**Exercise description**
Give the data again in full, with every character unchanged.
──────────
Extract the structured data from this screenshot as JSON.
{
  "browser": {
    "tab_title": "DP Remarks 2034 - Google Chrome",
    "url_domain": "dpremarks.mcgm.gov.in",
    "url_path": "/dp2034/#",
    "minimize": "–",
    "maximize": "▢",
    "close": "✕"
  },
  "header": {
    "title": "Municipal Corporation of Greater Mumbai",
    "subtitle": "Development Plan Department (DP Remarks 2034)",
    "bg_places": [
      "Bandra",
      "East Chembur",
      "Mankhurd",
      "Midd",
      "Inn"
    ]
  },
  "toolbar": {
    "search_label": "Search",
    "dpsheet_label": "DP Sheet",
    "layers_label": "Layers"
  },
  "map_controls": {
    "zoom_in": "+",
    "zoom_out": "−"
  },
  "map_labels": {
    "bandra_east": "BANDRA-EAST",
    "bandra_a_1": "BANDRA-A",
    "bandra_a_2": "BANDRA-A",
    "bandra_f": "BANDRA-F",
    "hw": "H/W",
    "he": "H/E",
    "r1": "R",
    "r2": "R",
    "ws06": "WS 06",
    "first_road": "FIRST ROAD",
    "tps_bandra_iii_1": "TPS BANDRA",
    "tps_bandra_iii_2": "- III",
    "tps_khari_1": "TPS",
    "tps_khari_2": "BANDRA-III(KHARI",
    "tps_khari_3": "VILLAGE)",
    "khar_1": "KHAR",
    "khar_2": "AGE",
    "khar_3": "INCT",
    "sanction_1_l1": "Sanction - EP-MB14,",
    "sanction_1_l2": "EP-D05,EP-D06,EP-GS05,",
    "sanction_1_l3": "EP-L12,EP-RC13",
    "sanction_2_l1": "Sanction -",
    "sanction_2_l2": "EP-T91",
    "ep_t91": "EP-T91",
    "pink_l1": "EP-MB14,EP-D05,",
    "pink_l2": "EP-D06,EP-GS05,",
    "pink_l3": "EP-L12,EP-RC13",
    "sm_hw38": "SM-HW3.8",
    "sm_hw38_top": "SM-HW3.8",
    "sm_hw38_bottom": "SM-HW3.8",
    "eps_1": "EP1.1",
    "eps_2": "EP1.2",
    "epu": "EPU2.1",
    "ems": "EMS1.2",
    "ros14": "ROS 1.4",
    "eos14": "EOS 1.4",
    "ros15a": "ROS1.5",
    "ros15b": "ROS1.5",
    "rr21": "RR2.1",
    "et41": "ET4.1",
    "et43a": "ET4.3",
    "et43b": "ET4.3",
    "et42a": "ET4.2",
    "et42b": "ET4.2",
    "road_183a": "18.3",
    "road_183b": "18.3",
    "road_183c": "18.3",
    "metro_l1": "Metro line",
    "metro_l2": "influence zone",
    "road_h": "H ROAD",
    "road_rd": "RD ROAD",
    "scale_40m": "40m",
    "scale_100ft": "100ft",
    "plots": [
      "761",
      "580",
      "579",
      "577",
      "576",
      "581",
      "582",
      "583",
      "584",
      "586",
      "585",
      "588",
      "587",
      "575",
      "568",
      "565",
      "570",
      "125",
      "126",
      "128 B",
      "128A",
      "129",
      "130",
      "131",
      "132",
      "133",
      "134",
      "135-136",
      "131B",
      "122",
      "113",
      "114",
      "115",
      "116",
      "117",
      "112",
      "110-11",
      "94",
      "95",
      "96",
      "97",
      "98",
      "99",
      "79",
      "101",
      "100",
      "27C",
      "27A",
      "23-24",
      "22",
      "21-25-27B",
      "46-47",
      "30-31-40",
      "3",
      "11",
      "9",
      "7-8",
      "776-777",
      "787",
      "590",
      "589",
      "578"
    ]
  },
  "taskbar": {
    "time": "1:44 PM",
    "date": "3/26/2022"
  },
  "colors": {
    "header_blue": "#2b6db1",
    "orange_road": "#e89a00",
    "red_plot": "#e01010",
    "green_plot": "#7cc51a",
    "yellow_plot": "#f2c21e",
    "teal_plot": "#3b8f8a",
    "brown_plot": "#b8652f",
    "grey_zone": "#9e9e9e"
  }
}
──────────
**Solution to the exercise**
Extract the structured data from this screenshot as JSON.
{
  "browser": {
    "tab_title": "DP Remarks 2034 - Google Chrome",
    "url_domain": "dpremarks.mcgm.gov.in",
    "url_path": "/dp2034/#",
    "minimize": "–",
    "maximize": "▢",
    "close": "✕"
  },
  "header": {
    "title": "Municipal Corporation of Greater Mumbai",
    "subtitle": "Development Plan Department (DP Remarks 2034)",
    "bg_places": [
      "Bandra",
      "East Chembur",
      "Mankhurd",
      "Midd",
      "Inn"
    ]
  },
  "toolbar": {
    "search_label": "Search",
    "dpsheet_label": "DP Sheet",
    "layers_label": "Layers"
  },
  "map_controls": {
    "zoom_in": "+",
    "zoom_out": "−"
  },
  "map_labels": {
    "bandra_east": "BANDRA-EAST",
    "bandra_a_1": "BANDRA-A",
    "bandra_a_2": "BANDRA-A",
    "bandra_f": "BANDRA-F",
    "hw": "H/W",
    "he": "H/E",
    "r1": "R",
    "r2": "R",
    "ws06": "WS 06",
    "first_road": "FIRST ROAD",
    "tps_bandra_iii_1": "TPS BANDRA",
    "tps_bandra_iii_2": "- III",
    "tps_khari_1": "TPS",
    "tps_khari_2": "BANDRA-III(KHARI",
    "tps_khari_3": "VILLAGE)",
    "khar_1": "KHAR",
    "khar_2": "AGE",
    "khar_3": "INCT",
    "sanction_1_l1": "Sanction - EP-MB14,",
    "sanction_1_l2": "EP-D05,EP-D06,EP-GS05,",
    "sanction_1_l3": "EP-L12,EP-RC13",
    "sanction_2_l1": "Sanction -",
    "sanction_2_l2": "EP-T91",
    "ep_t91": "EP-T91",
    "pink_l1": "EP-MB14,EP-D05,",
    "pink_l2": "EP-D06,EP-GS05,",
    "pink_l3": "EP-L12,EP-RC13",
    "sm_hw38": "SM-HW3.8",
    "sm_hw38_top": "SM-HW3.8",
    "sm_hw38_bottom": "SM-HW3.8",
    "eps_1": "EP1.1",
    "eps_2": "EP1.2",
    "epu": "EPU2.1",
    "ems": "EMS1.2",
    "ros14": "ROS 1.4",
    "eos14": "EOS 1.4",
    "ros15a": "ROS1.5",
    "ros15b": "ROS1.5",
    "rr21": "RR2.1",
    "et41": "ET4.1",
    "et43a": "ET4.3",
    "et43b": "ET4.3",
    "et42a": "ET4.2",
    "et42b": "ET4.2",
    "road_183a": "18.3",
    "road_183b": "18.3",
    "road_183c": "18.3",
    "metro_l1": "Metro line",
    "metro_l2": "influence zone",
    "road_h": "H ROAD",
    "road_rd": "RD ROAD",
    "scale_40m": "40m",
    "scale_100ft": "100ft",
    "plots": [
      "761",
      "580",
      "579",
      "577",
      "576",
      "581",
      "582",
      "583",
      "584",
      "586",
      "585",
      "588",
      "587",
      "575",
      "568",
      "565",
      "570",
      "125",
      "126",
      "128 B",
      "128A",
      "129",
      "130",
      "131",
      "132",
      "133",
      "134",
      "135-136",
      "131B",
      "122",
      "113",
      "114",
      "115",
      "116",
      "117",
      "112",
      "110-11",
      "94",
      "95",
      "96",
      "97",
      "98",
      "99",
      "79",
      "101",
      "100",
      "27C",
      "27A",
      "23-24",
      "22",
      "21-25-27B",
      "46-47",
      "30-31-40",
      "3",
      "11",
      "9",
      "7-8",
      "776-777",
      "787",
      "590",
      "589",
      "578"
    ]
  },
  "taskbar": {
    "time": "1:44 PM",
    "date": "3/26/2022"
  },
  "colors": {
    "header_blue": "#2b6db1",
    "orange_road": "#e89a00",
    "red_plot": "#e01010",
    "green_plot": "#7cc51a",
    "yellow_plot": "#f2c21e",
    "teal_plot": "#3b8f8a",
    "brown_plot": "#b8652f",
    "grey_zone": "#9e9e9e"
  }
}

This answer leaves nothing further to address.